The involvement of diasporas in the advent of modern nationalism is not a new phenomenon, especially for “stateless diasporas” which already in the 19th century wanted to “normalize” their national existence by building a State of their own. However, with the growing globalization trend in the 1990’s, some (mainly Benedict Anderson) have argued that the relation between diasporas and the national project has qualitatively changed leading to long-distance nationalism (LDN). Two main features of LDN are its unaccountability which allows for intense political radicalism and its instrumental function for strengthening ethnic identity in the diaspora. I will test those hypotheses in the case of contemporary Jewish diaspora.
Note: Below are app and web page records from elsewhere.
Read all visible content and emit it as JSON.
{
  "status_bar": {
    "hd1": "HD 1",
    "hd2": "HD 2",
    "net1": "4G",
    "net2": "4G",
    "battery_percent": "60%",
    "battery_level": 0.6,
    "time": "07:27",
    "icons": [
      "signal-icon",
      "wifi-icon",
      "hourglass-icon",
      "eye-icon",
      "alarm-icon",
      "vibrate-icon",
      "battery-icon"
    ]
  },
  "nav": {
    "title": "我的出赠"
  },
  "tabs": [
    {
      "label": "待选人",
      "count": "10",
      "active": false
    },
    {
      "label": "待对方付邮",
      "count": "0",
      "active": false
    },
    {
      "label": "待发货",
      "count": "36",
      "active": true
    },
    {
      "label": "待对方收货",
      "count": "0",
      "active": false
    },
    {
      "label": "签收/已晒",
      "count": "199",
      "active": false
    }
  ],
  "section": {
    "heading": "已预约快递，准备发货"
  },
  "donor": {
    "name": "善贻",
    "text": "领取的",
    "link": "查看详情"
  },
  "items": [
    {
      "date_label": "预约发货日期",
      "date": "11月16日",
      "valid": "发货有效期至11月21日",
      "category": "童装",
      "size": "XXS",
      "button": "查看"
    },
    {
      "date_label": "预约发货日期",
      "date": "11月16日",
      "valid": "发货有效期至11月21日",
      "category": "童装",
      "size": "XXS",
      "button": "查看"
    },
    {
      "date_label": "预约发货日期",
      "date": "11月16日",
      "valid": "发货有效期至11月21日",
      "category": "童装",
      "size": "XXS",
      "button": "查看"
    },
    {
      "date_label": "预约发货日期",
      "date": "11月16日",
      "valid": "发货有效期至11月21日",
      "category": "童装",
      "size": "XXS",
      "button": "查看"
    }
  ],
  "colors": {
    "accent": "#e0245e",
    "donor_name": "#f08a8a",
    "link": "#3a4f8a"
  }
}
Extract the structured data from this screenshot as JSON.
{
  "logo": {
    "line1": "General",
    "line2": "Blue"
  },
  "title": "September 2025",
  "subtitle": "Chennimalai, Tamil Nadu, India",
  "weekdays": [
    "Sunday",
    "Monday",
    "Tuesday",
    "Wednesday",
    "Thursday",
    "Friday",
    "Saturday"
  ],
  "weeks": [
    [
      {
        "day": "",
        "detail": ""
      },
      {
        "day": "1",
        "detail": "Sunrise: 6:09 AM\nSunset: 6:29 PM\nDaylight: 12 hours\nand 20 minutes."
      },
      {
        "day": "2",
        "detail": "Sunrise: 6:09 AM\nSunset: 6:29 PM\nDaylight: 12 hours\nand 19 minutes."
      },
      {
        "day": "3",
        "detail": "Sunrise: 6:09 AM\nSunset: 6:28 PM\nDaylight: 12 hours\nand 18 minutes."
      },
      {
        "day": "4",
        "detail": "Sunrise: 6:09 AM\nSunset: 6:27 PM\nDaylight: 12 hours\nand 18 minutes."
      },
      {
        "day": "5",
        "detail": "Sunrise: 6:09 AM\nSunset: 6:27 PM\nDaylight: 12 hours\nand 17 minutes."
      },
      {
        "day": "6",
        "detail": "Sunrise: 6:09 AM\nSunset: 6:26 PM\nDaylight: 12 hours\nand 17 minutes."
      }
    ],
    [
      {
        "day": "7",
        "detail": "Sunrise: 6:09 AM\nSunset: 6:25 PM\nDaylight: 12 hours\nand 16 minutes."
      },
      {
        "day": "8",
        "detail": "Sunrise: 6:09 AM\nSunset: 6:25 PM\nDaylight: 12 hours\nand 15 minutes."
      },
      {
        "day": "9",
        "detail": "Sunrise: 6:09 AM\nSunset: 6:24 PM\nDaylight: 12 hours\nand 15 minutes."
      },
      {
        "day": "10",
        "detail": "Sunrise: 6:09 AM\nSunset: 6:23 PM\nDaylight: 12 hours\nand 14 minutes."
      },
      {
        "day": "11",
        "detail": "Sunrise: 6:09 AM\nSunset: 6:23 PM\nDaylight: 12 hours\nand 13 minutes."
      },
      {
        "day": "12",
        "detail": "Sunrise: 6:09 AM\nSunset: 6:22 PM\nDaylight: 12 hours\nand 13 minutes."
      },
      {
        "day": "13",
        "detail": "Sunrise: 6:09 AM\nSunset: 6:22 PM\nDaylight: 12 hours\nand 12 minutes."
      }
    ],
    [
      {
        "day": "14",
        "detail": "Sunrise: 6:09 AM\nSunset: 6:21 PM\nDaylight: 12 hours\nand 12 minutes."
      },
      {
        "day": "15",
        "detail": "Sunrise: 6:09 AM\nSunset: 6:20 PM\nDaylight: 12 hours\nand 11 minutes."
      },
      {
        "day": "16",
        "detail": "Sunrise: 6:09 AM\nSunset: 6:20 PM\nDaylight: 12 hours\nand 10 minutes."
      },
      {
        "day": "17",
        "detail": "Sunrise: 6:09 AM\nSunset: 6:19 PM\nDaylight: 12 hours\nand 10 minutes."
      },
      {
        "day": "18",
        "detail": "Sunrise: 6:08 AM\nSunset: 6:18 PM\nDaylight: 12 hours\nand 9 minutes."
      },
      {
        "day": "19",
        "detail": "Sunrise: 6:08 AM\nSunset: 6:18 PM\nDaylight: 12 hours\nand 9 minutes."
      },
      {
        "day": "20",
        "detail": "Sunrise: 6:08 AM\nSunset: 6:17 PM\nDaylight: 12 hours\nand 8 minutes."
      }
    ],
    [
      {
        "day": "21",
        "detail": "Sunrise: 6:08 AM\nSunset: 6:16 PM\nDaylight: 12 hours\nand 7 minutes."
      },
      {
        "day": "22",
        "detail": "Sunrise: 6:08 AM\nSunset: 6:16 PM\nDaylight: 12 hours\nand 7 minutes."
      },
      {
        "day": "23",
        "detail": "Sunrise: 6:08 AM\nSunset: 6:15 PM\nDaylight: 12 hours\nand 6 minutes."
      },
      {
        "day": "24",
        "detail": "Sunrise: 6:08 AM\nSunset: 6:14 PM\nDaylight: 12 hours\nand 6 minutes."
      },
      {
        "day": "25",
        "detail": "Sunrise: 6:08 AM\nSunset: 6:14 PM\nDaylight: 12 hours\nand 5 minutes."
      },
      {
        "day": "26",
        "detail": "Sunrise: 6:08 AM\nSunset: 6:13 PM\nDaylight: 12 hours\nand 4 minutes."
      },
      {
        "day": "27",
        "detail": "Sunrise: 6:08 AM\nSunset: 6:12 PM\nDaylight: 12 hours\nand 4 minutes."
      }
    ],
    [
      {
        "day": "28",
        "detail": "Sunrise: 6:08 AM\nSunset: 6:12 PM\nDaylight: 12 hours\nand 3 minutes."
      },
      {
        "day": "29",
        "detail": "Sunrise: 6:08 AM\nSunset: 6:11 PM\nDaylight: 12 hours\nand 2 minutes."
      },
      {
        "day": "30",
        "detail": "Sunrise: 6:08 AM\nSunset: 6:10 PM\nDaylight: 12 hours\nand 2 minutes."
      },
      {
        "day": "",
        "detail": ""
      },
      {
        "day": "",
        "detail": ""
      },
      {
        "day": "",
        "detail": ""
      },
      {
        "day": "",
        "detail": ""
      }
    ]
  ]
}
I will show that, while the symbolic centrality of the State of Israel for modern Jewry has deepened over the last 60 years, it did not lead to a uniform political stand: LDN can be used to express a broad gamut of political agendas. On the other hand, LDN plays a decisive role in the upholding of Jewish ethnicity in the diaspora, especially for non-religious Jews.